→ Task
The required answer is a copy of each line in the entries below that includes "kind".

━━ Given records

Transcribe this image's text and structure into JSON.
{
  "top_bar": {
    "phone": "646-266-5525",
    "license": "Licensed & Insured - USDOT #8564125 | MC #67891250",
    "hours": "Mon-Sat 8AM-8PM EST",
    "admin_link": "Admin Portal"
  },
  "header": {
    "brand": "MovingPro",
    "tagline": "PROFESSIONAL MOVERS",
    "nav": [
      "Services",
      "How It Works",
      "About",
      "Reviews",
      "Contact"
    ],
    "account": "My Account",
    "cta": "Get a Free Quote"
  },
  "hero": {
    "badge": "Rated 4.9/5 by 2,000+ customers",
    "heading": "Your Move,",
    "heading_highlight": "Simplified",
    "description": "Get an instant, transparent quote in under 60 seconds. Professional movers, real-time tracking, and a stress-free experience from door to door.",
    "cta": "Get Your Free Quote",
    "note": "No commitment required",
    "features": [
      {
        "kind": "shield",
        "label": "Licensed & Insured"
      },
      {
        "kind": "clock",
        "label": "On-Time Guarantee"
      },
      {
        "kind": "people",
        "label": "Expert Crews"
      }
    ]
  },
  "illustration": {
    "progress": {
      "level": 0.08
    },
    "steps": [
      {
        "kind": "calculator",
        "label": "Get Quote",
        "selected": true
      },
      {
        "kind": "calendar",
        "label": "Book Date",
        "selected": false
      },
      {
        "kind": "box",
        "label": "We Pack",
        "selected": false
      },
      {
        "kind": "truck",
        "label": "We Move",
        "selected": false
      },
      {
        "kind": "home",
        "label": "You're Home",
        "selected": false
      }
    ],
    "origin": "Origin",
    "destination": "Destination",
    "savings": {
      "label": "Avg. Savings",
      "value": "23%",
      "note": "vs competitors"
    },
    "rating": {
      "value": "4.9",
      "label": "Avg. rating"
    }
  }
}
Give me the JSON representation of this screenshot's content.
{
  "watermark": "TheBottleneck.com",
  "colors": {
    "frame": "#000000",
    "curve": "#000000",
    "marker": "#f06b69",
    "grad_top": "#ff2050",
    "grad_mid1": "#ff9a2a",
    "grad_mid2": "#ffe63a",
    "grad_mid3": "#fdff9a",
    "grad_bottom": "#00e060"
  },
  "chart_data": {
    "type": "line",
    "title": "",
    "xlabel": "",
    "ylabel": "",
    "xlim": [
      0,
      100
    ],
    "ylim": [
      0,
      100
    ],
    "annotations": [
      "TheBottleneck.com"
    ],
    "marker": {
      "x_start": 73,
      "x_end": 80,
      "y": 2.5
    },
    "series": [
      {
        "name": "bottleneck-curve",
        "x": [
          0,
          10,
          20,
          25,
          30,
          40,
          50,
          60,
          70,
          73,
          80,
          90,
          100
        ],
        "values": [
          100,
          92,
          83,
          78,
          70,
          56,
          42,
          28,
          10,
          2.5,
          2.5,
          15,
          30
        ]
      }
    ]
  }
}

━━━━

→ Exercise result
        "kind": "shield",
        "kind": "clock",
        "kind": "people",
        "kind": "calculator",
        "kind": "calendar",
        "kind": "box",
        "kind": "truck",
        "kind": "home",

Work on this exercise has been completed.